Mr Povey said that, while the club was well insured against a washout, its balance sheet would be further boosted by merchandising income if the weather was kind.
He added: “We have just put in the extra seats and they are already selling like hot cakes. There is no doubt we will have a record pre-sold crowd and if it goes to five days it will definitely be a record crowd.”
The club is expected to follow the likes of Lancashire, who now play at Emirates Old Trafford, and Surrey, which call their home the Kia Oval, in selling naming rights.
Mr Povey said: “We have got about a dozen conversations going on at a reasonably high level.
“It’s one of those things where you just chip away and it eventually comes.
“But with the quality of commercial partners you start to ask yourself whether you really need to sell naming rights.
“When we started, it was a really important revenue stream but if the rest of the model is developed to a point where you aren’t so desperate for money then you have more choice about who you will work with and what it means for the wider brand and the city.

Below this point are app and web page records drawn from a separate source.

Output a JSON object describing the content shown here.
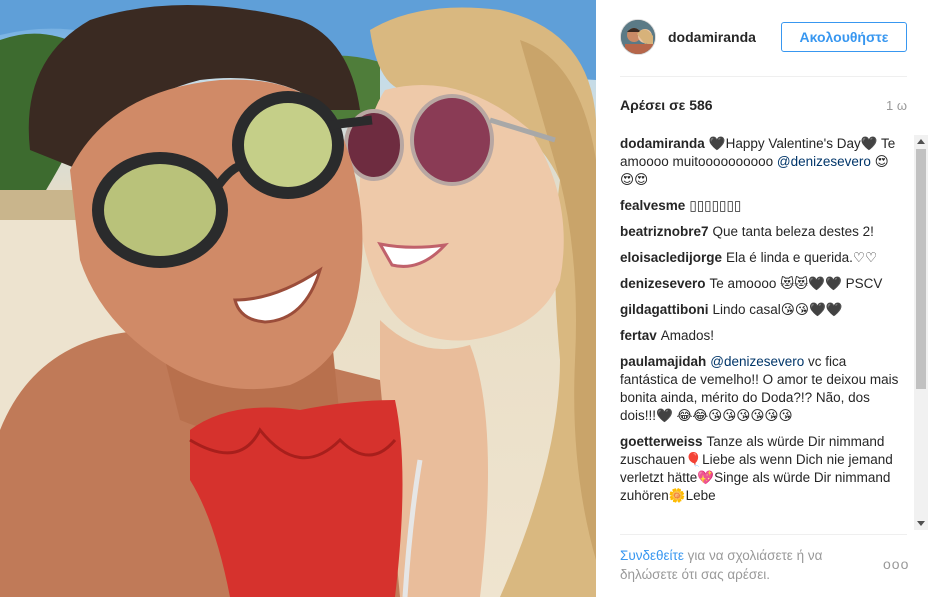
{
  "header": {
    "username": "dodamiranda",
    "follow_label": "Ακολουθήστε"
  },
  "likes_label": "Αρέσει σε 586",
  "time_label": "1 ω",
  "comments": [
    {
      "user": "dodamiranda",
      "parts": [
        {
          "text": "🖤Happy Valentine's Day🖤 Te amoooo muitoooooooooo "
        },
        {
          "text": "@denizesevero",
          "mention": true
        },
        {
          "text": " 😍😍😍"
        }
      ]
    },
    {
      "user": "fealvesme",
      "parts": [
        {
          "text": "▯▯▯▯▯▯▯"
        }
      ]
    },
    {
      "user": "beatriznobre7",
      "parts": [
        {
          "text": "Que tanta beleza destes 2!"
        }
      ]
    },
    {
      "user": "eloisacledijorge",
      "parts": [
        {
          "text": "Ela é linda e querida.♡♡"
        }
      ]
    },
    {
      "user": "denizesevero",
      "parts": [
        {
          "text": "Te amoooo 😻😻🖤🖤 PSCV"
        }
      ]
    },
    {
      "user": "gildagattiboni",
      "parts": [
        {
          "text": "Lindo casal😘😘🖤🖤"
        }
      ]
    },
    {
      "user": "fertav",
      "parts": [
        {
          "text": "Amados!"
        }
      ]
    },
    {
      "user": "paulamajidah",
      "parts": [
        {
          "text": "@denizesevero",
          "mention": true
        },
        {
          "text": " vc fica fantástica de vemelho!! O amor te deixou mais bonita ainda, mérito do Doda?!? Não, dos dois!!!🖤 😂😂😘😘😘😘😘😘"
        }
      ]
    },
    {
      "user": "goetterweiss",
      "parts": [
        {
          "text": "Tanze als würde Dir nimmand zuschauen🎈Liebe als wenn Dich nie jemand verletzt hätte💖Singe als würde Dir nimmand zuhören🌼Lebe"
        }
      ]
    }
  ],
  "footer": {
    "login_label": "Συνδεθείτε",
    "rest_label": " για να σχολιάσετε ή να δηλώσετε ότι σας αρέσει."
  },
  "more_label": "ooo",
  "colors": {
    "accent": "#3897f0",
    "mention": "#003569",
    "muted": "#999999"
  }
}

There are certain brands and partners we would never have worked with – tobacco and gambling being examples.
“If the right brand came along at the right price then we would do the deal but it is not something I am worrying about.”
Mr Povey admitted with cricket, and sport in general, a notoriously cyclical industry, bad times could return to Edgbaston.
However, he said the club appeared financially “comfortable” until 2019, with the Ashes followed by a Pakistan Test Match and rising income from Twenty20 cricket.